Bowing to pressure from health advocates and parents, McDonald's is putting the Happy Meal on a diet.
The company announced Tuesday that it would more than halve the amount of French fries and add fruit to its popular children’s meal in an effort to reduce the overall calorie count by 20 percent.
But McDonald’s appeasement only went so far. A toy will still come with each Happy Meal despite criticism that the trinkets, often with tie-ins to movies like “Toy Story,” foster a powerful connection between children and the often calorie-laden meals.
While Happy Meals account for less than 10 percent of all McDonald’s sales, the signature box and its contents — first introduced in 1979 — have become a favorite target in recent years. Lawmakers and consumers have rallied around breaking that childhood link between toys and fast food, with the efforts increasing as Michelle Obama and national public health officials point to the estimated 17 percent rate of obesity among the nation’s youths.
San Francisco, for example, has banned the inclusion of toys in children’s meals unless certain nutritional requirements are met. A New York City councilman is proposing a similar law.
McDonald’s made it clear that it was changing the composition of Happy Meals in response to parental and consumer pressure. It also pledged to reduce the sodium content in all of its foods by 15 percent, with the exceptions of soda and desserts. It set a deadline of 2015 for limiting salt, and said it would spend the rest of this decade cutting back on sugars, saturated fats and calories and making adjustments to portion sizes.

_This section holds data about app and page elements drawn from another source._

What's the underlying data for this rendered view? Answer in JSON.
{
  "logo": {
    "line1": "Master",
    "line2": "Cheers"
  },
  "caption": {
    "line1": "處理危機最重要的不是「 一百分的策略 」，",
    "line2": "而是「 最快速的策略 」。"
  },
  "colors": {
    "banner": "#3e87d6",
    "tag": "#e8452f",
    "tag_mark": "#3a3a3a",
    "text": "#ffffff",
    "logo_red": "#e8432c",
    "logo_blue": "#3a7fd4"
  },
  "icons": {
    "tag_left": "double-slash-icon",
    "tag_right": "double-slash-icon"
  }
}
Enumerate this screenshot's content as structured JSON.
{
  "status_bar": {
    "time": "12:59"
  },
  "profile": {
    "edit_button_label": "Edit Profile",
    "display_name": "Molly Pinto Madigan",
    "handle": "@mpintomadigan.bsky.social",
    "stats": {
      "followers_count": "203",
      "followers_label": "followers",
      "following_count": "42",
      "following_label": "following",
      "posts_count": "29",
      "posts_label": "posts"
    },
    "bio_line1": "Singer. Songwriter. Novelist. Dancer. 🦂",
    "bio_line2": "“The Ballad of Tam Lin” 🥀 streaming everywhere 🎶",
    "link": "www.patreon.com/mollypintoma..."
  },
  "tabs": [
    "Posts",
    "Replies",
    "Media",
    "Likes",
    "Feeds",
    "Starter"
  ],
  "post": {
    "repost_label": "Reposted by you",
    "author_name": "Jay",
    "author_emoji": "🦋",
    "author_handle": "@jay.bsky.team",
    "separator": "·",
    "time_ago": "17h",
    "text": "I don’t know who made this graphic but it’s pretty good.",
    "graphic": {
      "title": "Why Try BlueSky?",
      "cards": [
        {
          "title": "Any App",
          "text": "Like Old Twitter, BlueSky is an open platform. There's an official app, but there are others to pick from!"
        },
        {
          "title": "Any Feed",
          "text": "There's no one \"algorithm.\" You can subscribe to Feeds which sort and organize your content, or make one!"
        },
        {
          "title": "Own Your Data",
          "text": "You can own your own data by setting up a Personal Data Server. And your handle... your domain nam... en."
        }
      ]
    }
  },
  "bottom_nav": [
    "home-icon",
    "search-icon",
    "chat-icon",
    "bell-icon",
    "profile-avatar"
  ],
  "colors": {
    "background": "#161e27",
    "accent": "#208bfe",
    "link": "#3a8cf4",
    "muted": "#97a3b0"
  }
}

The new Happy Meals will be introduced in September and rolled out across the company’s 14,000 restaurants by April 2012.Parents will have the option of requesting more fruit or, possibly at a later date, vegetables instead of fries. McDonald’s will also offer a fat-free chocolate milk option, along with the option of low-fat milk or the traditional soda. The price is not expected to change.